There has been one well known and widely used security feature that was not available on Exadata, at least not until earlier in 2016.

 

it may worth a separate discussion on why InfiniBand (IB) partitioning was not available on Exadata until 2016, but regardless of the reasons it is now possible to have IB partitioning enabled on any previously deployed Exadata machine. IB partitioning is also available for the new Exadata deployments and a number of improvements and bug fixes were made in that area of Oracle Exadata Deployment Assistant (OEDA).

Minimum Exadata storage software requirements are still applicable of course, so you may still need to patch your Exadata machine(s) first

 

Here is why IB partitioning is important in many cases and why you may want to consider it seriously.

With IB partitioning it is now possible to prevent Exadata Oracle RAC nodes from one cluster from communicating via InfiniBand (IB) fabric (used for Exadata RAC clusters interconnect) with the nodes belonging to any other Oracle RAC clusters on the same Exadata machine, or even with any remote RAC nodes on another IB "daisy-chained" Exadata machines.

 

Exadata machines since their early incarnations going back to 2008+ era were fast, extremely fast actually, yet not extremely cheap in terms of hardware, software and service costs.

As a result of extreme performance at somewhat premium price Exadata machines were often times , well .. shared ... between different lines of business within the same company or even between several external customers.

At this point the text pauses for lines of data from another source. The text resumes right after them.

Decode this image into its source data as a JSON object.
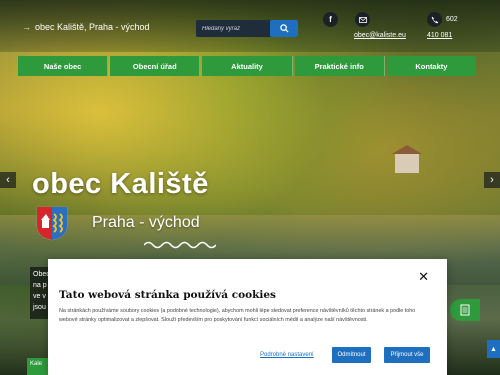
{
  "header": {
    "site_link": "obec Kaliště, Praha - východ",
    "search_placeholder": "Hledaný výraz",
    "email": "obec@kaliste.eu",
    "phone_line1": "602",
    "phone_line2": "410 081"
  },
  "nav": {
    "items": [
      {
        "label": "Naše obec"
      },
      {
        "label": "Obecní úřad"
      },
      {
        "label": "Aktuality"
      },
      {
        "label": "Praktické info"
      },
      {
        "label": "Kontakty"
      }
    ]
  },
  "hero": {
    "title": "obec Kaliště",
    "subtitle": "Praha - východ"
  },
  "info_box": {
    "line1": "Obec",
    "line2": "na p",
    "line3": "ve v",
    "line4": "jsou"
  },
  "bottom_tab": {
    "label": "Kale"
  },
  "cookie": {
    "title": "Tato webová stránka používá cookies",
    "text": "Na stránkách používáme soubory cookies (a podobné technologie), abychom mohli lépe sledovat preference návštěvníků těchto stránek a podle toho webové stránky optimalizovat a zlepšovat. Slouží především pro poskytování funkcí sociálních médií a analýze naší návštěvnosti.",
    "settings_link": "Podrobné nastavení",
    "reject_label": "Odmítnout",
    "accept_label": "Přijmout vše"
  },
  "colors": {
    "nav_green": "#2e9a3c",
    "accent_blue": "#1f6fc0"
  }
}
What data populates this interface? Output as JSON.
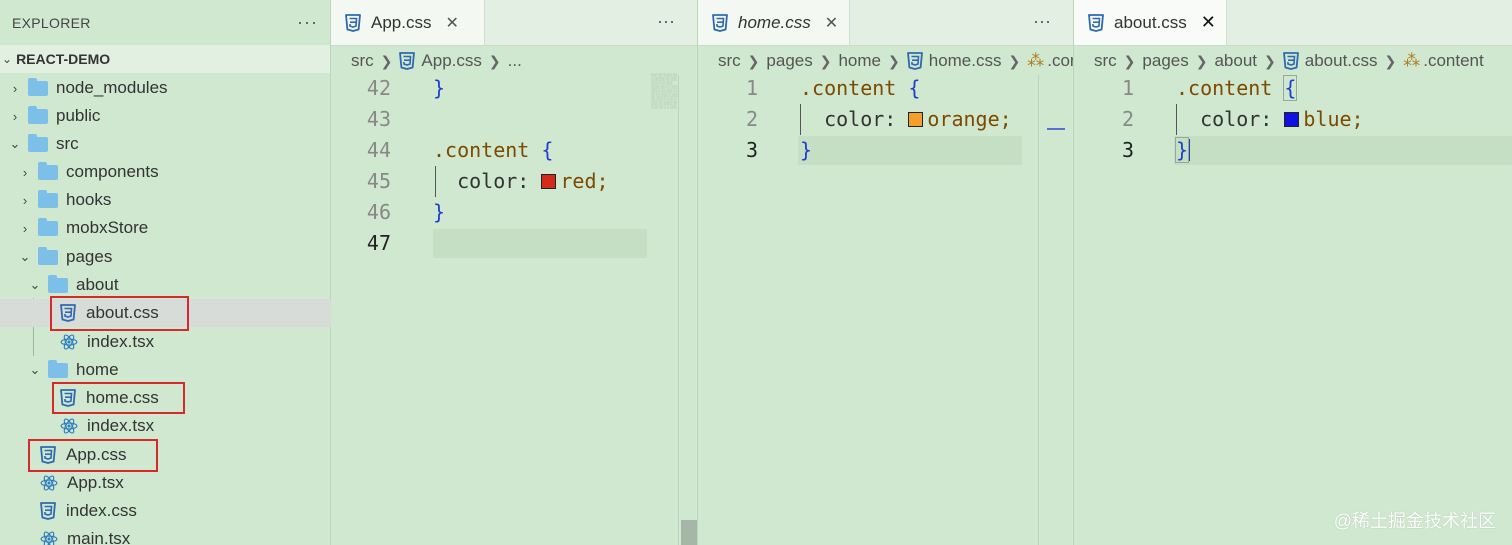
{
  "explorer": {
    "title": "EXPLORER",
    "more": "···",
    "project": "REACT-DEMO",
    "items": [
      {
        "label": "node_modules"
      },
      {
        "label": "public"
      },
      {
        "label": "src"
      },
      {
        "label": "components"
      },
      {
        "label": "hooks"
      },
      {
        "label": "mobxStore"
      },
      {
        "label": "pages"
      },
      {
        "label": "about"
      },
      {
        "label": "about.css"
      },
      {
        "label": "index.tsx"
      },
      {
        "label": "home"
      },
      {
        "label": "home.css"
      },
      {
        "label": "index.tsx"
      },
      {
        "label": "App.css"
      },
      {
        "label": "App.tsx"
      },
      {
        "label": "index.css"
      },
      {
        "label": "main.tsx"
      }
    ]
  },
  "editor1": {
    "tab": "App.css",
    "close": "✕",
    "more": "···",
    "crumbs": [
      "src",
      "App.css",
      "..."
    ],
    "lines": [
      {
        "n": "42",
        "code": "}"
      },
      {
        "n": "43",
        "code": ""
      },
      {
        "n": "44",
        "code": ".content {"
      },
      {
        "n": "45",
        "code": "color: red;"
      },
      {
        "n": "46",
        "code": "}"
      },
      {
        "n": "47",
        "code": ""
      }
    ],
    "selector": ".content",
    "open_brace": "{",
    "close_brace": "}",
    "property": "color:",
    "value": "red;",
    "swatch": "#d42a1a"
  },
  "editor2": {
    "tab": "home.css",
    "close": "✕",
    "more": "···",
    "crumbs": [
      "src",
      "pages",
      "home",
      "home.css",
      ".con"
    ],
    "lines": [
      {
        "n": "1"
      },
      {
        "n": "2"
      },
      {
        "n": "3"
      }
    ],
    "selector": ".content",
    "open_brace": "{",
    "close_brace": "}",
    "property": "color:",
    "value": "orange;",
    "swatch": "#f2a02b"
  },
  "editor3": {
    "tab": "about.css",
    "close": "✕",
    "crumbs": [
      "src",
      "pages",
      "about",
      "about.css",
      ".content"
    ],
    "lines": [
      {
        "n": "1"
      },
      {
        "n": "2"
      },
      {
        "n": "3"
      }
    ],
    "selector": ".content",
    "open_brace": "{",
    "close_brace": "}",
    "property": "color:",
    "value": "blue;",
    "swatch": "#1010e0"
  },
  "watermark": "@稀土掘金技术社区",
  "colors": {
    "background": "#cfe8cf",
    "highlight_box": "#d62a2a",
    "css_icon": "#2f6ab0",
    "react_icon": "#2b7bbf",
    "folder": "#7cc0ea"
  }
}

Such sharing had been handled with either several Oracle RAC clusters or with several ASM disk-groups created for the same cluster on either Bare Metal or Virtualized Exadata machines.

This approach is indeed providing certain level of isolation although all cluster node to cluster node and cluster node to the storage cells communication had been occurring over the same Infiniband (IB) partition with the same (default !) IB partition key that was shared by ALL Exadata machines in the world !

The good news with the new IB partitioning capability is that cluster nodes (BM and VM) could be forced to only communicate with the nodes from the same RAC cluster and/or a dedicated set of the storage cells.

What makes it even better is that this new "world order" could be equally enforced on any previously deployed Exadata as well as any new Exadata deployment as of April 2016.

 

Once IB partitioning is configured and enforced the RAC nodes could only communicate to the members of the same IB partition, without even being aware of any other nodes on the same Exadata machine.

Same is true for the "compute nodes-to-storage cells" IB communication, once storage IB partition keys are are created and assigned the compute nodes belonging to any set of storage IB keys will be allowed to communicate only with the storage cells that were assigned the same IB P-key.

 

This is clearly the concept that Facebook would not tolerate , but when it comes to Exadata cluster nodes cluster communication it makes perfect sense indeed.

This major Exadata security enhancements that was made rather silently, yet it may need be considered seriously for the Exadata environments where data from multiple business lines / customers could be co-hosted.

 

Below is a quote from the MOS document that describes this "walled English garden" approach to cluster interconnect communication quite well:

"Every Node within the infiniBand fabric has a partition key table which may be viewed under /sys/class/infiniband/mlx4_0/ports/[1-2]/pkeys. Every Queue Pair(QP) of the node has an index (P_Key) associated with it that maps to an entry in that table. Whenever a packet is sent from the QP’s send queue, the indexed P_Key is attached with it. Whenever a packet is received on the QP’s receive queue, the indexed P_Key is compared with that of the incoming packet. If it does not match, the packet is silently discarded. The receiving Channel Adapter does not know it arrived and the sending Channel Adapter gets no acknowledgement as well that it was received. The sent packet simply gets manifested as a lost packet. It is only when the P_Key of the incoming packet matches the indexed P_Key of the QP’s receive queue, a handshake is made and the packet is accepted and an acknowledgment is sent to the sending channel adapter. This is how only members of the same partition are able to communicate with each other and not with hosts that are not members of that partition (which means those hosts that does not have that P_Key in their partition table)."